Shortly after the advent of whites, Indian costume was profoundly modified over a vast area of America by the copying of European dress and the use of traders' stuffs. Knowledge of pre-historic and early historic primitive textile fabrics has been derived from impressions of fabrics on pottery and from fabrics themselves that have been preserved by charring in fire, contact with copper, or protection from the elements in caves.
A synopsis of the costumes worn by tribes living in the 11 geographical regions of northern America follows. The list is necessarily incomplete, for on account of the abandonment of tribal costumes the data are chiefly historical.
(1) [Inuit] (Northern). Men: Shirt-coat with hood, trousers, half or full boots, stockings, mittens, Women: Shirt-coat with large hood, trousers or legging-moccasins, belt and mittens, needle-case, workbag, etc. ( Southern .) Men: Robe, gown, trousers, boots, hood on gown or cap.
(2) ATHAPASKAN (Mackenzie and Yukon ). Men: Shirt-coat, legging-moccasins, breechcloth, hat and hood. Women: Long shirt-coat, legging-moccasins, belt.
(3) ALGONQUAIN-IROQUOIS (Northern). Men: Robe, shirt-coat, long coat, trousers, leggings, moccasins, breechcloth, turban.
( Western ) Men: Robe, long dress-shirt, long leggings, moccasins, bandoleer bag. Women: Long dress-shirt, short leggings, moccasins, belt. ( Arctic .) Men: Long coat, open in front, short breeches, leggings, moccasins, gloves or mittens, cap or head-dress. Women: Robe, shirt-dress, leggings, moccasins, belt, cap, and sometimes a shoulder mantle.
(5) PLAINS. Men: Buffalo robe, shirt to knees or longer, breechcloth, thigh-leggings, moccasins, head-dress, Women: Long shirtdress with short ample cape sleeves, belt, leggings to the knees, moccasins.
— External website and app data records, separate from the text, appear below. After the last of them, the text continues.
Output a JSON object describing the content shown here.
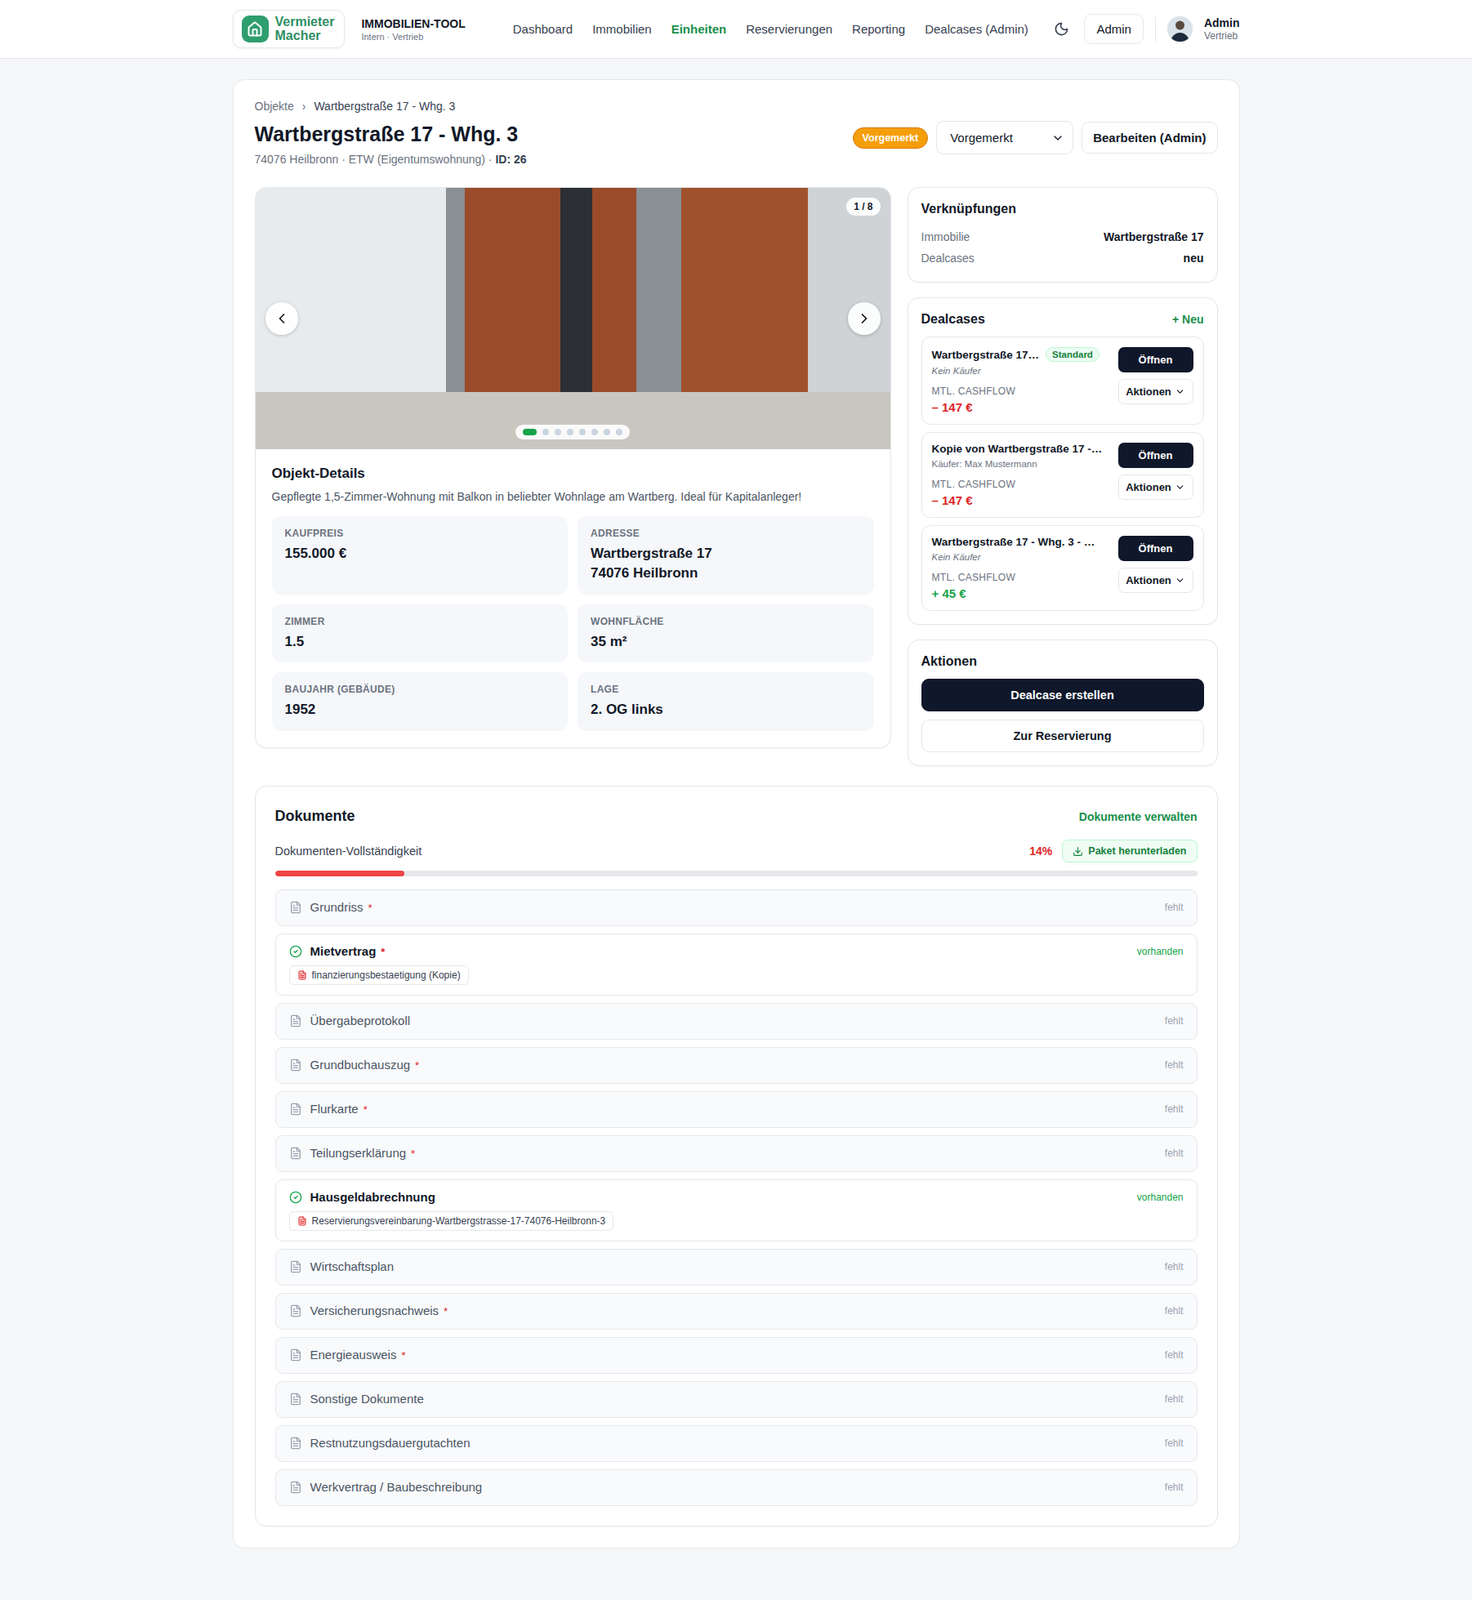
{
  "header": {
    "logo": {
      "line1": "Vermieter",
      "line2": "Macher"
    },
    "app_title": "IMMOBILIEN-TOOL",
    "app_subtitle": "Intern · Vertrieb",
    "nav": [
      {
        "label": "Dashboard",
        "selected": false
      },
      {
        "label": "Immobilien",
        "selected": false
      },
      {
        "label": "Einheiten",
        "selected": true
      },
      {
        "label": "Reservierungen",
        "selected": false
      },
      {
        "label": "Reporting",
        "selected": false
      },
      {
        "label": "Dealcases (Admin)",
        "selected": false
      }
    ],
    "role_button": "Admin",
    "user": {
      "name": "Admin",
      "role": "Vertrieb"
    }
  },
  "breadcrumb": {
    "parent": "Objekte",
    "separator": "›",
    "current": "Wartbergstraße 17 - Whg. 3"
  },
  "title": "Wartbergstraße 17 - Whg. 3",
  "subtitle": "74076 Heilbronn · ETW (Eigentumswohnung) · ",
  "id_label": "ID: 26",
  "status_badge": "Vorgemerkt",
  "status_select": "Vorgemerkt",
  "edit_button": "Bearbeiten (Admin)",
  "gallery": {
    "counter": "1 / 8",
    "dots": [
      {
        "selected": true
      },
      {
        "selected": false
      },
      {
        "selected": false
      },
      {
        "selected": false
      },
      {
        "selected": false
      },
      {
        "selected": false
      },
      {
        "selected": false
      },
      {
        "selected": false
      }
    ]
  },
  "details": {
    "title": "Objekt-Details",
    "description": "Gepflegte 1,5-Zimmer-Wohnung mit Balkon in beliebter Wohnlage am Wartberg. Ideal für Kapitalanleger!",
    "fields": [
      {
        "label": "KAUFPREIS",
        "lines": [
          "155.000 €"
        ]
      },
      {
        "label": "ADRESSE",
        "lines": [
          "Wartbergstraße 17",
          "74076 Heilbronn"
        ]
      },
      {
        "label": "ZIMMER",
        "lines": [
          "1.5"
        ]
      },
      {
        "label": "WOHNFLÄCHE",
        "lines": [
          "35 m²"
        ]
      },
      {
        "label": "BAUJAHR (GEBÄUDE)",
        "lines": [
          "1952"
        ]
      },
      {
        "label": "LAGE",
        "lines": [
          "2. OG links"
        ]
      }
    ]
  },
  "links": {
    "title": "Verknüpfungen",
    "rows": [
      {
        "label": "Immobilie",
        "value": "Wartbergstraße 17"
      },
      {
        "label": "Dealcases",
        "value": "neu"
      }
    ]
  },
  "dealcases": {
    "title": "Dealcases",
    "new_button": "+ Neu",
    "items": [
      {
        "title": "Wartbergstraße 17…",
        "tag": "Standard",
        "buyer": "Kein Käufer",
        "no_buyer": true,
        "cashflow_label": "MTL. CASHFLOW",
        "cashflow": "– 147 €",
        "positive": false,
        "open_button": "Öffnen",
        "actions_button": "Aktionen"
      },
      {
        "title": "Kopie von Wartbergstraße 17 -…",
        "tag": "",
        "buyer": "Käufer: Max Mustermann",
        "no_buyer": false,
        "cashflow_label": "MTL. CASHFLOW",
        "cashflow": "– 147 €",
        "positive": false,
        "open_button": "Öffnen",
        "actions_button": "Aktionen"
      },
      {
        "title": "Wartbergstraße 17 - Whg. 3 - …",
        "tag": "",
        "buyer": "Kein Käufer",
        "no_buyer": true,
        "cashflow_label": "MTL. CASHFLOW",
        "cashflow": "+ 45 €",
        "positive": true,
        "open_button": "Öffnen",
        "actions_button": "Aktionen"
      }
    ]
  },
  "actions": {
    "title": "Aktionen",
    "buttons": [
      {
        "label": "Dealcase erstellen",
        "kind": "primary"
      },
      {
        "label": "Zur Reservierung",
        "kind": "secondary"
      }
    ]
  },
  "documents": {
    "title": "Dokumente",
    "manage_link": "Dokumente verwalten",
    "completeness_label": "Dokumenten-Vollständigkeit",
    "percent": "14%",
    "level": 0.14,
    "download_button": "Paket herunterladen",
    "required_mark": "*",
    "items": [
      {
        "name": "Grundriss",
        "required": true,
        "present": false,
        "status": "fehlt",
        "files": []
      },
      {
        "name": "Mietvertrag",
        "required": true,
        "present": true,
        "status": "vorhanden",
        "files": [
          "finanzierungsbestaetigung (Kopie)"
        ]
      },
      {
        "name": "Übergabeprotokoll",
        "required": false,
        "present": false,
        "status": "fehlt",
        "files": []
      },
      {
        "name": "Grundbuchauszug",
        "required": true,
        "present": false,
        "status": "fehlt",
        "files": []
      },
      {
        "name": "Flurkarte",
        "required": true,
        "present": false,
        "status": "fehlt",
        "files": []
      },
      {
        "name": "Teilungserklärung",
        "required": true,
        "present": false,
        "status": "fehlt",
        "files": []
      },
      {
        "name": "Hausgeldabrechnung",
        "required": false,
        "present": true,
        "status": "vorhanden",
        "files": [
          "Reservierungsvereinbarung-Wartbergstrasse-17-74076-Heilbronn-3"
        ]
      },
      {
        "name": "Wirtschaftsplan",
        "required": false,
        "present": false,
        "status": "fehlt",
        "files": []
      },
      {
        "name": "Versicherungsnachweis",
        "required": true,
        "present": false,
        "status": "fehlt",
        "files": []
      },
      {
        "name": "Energieausweis",
        "required": true,
        "present": false,
        "status": "fehlt",
        "files": []
      },
      {
        "name": "Sonstige Dokumente",
        "required": false,
        "present": false,
        "status": "fehlt",
        "files": []
      },
      {
        "name": "Restnutzungsdauergutachten",
        "required": false,
        "present": false,
        "status": "fehlt",
        "files": []
      },
      {
        "name": "Werkvertrag / Baubeschreibung",
        "required": false,
        "present": false,
        "status": "fehlt",
        "files": []
      }
    ]
  }
}
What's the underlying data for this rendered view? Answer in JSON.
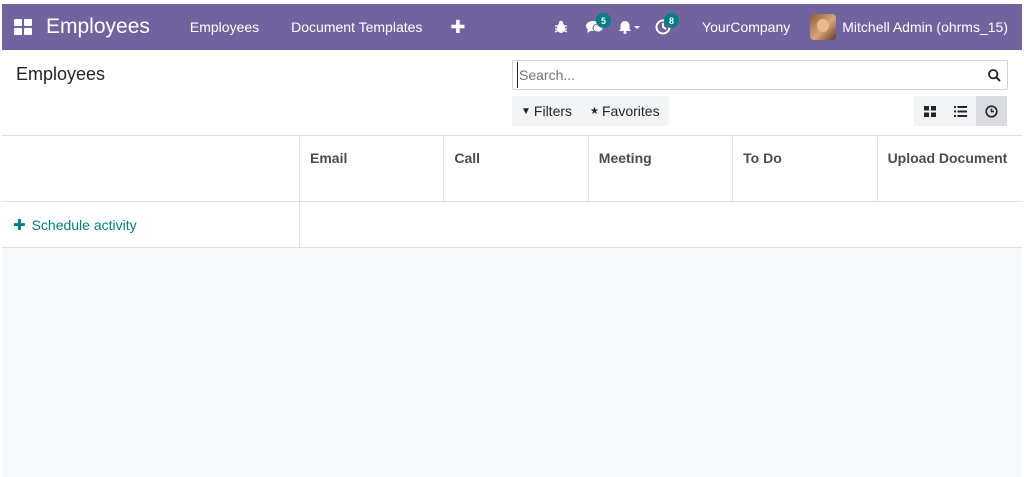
{
  "navbar": {
    "app_title": "Employees",
    "menu": [
      "Employees",
      "Document Templates"
    ],
    "add_label": "✚",
    "chat_badge": "5",
    "activity_badge": "8",
    "company": "YourCompany",
    "user_name": "Mitchell Admin (ohrms_15)",
    "color": "#71639e"
  },
  "control_panel": {
    "page_title": "Employees",
    "search_placeholder": "Search...",
    "filters_label": "Filters",
    "favorites_label": "Favorites"
  },
  "activity": {
    "columns": [
      "Email",
      "Call",
      "Meeting",
      "To Do",
      "Upload Document"
    ],
    "schedule_label": "Schedule activity",
    "accent": "#017e84"
  }
}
(6) NORTH Pacific (Chilkat ). Men: Blanket or bark mat robe, shirt-coat (rare), legging-moccasins, basket hat. Women: Tanned skin shoulder-robe, shirt-dress with sleeves, fringed apron, leggings (?), moccasins, breechcloth(?).
Source: James WHITE, ed., Handbook of Indians of Canada , Published as an Appendix to the Tenth Report of the Geographic Board of Canada , Ottawa , 1913, 632p., pp. 105-106.
© 2004 Claude Bélanger, Marianopolis College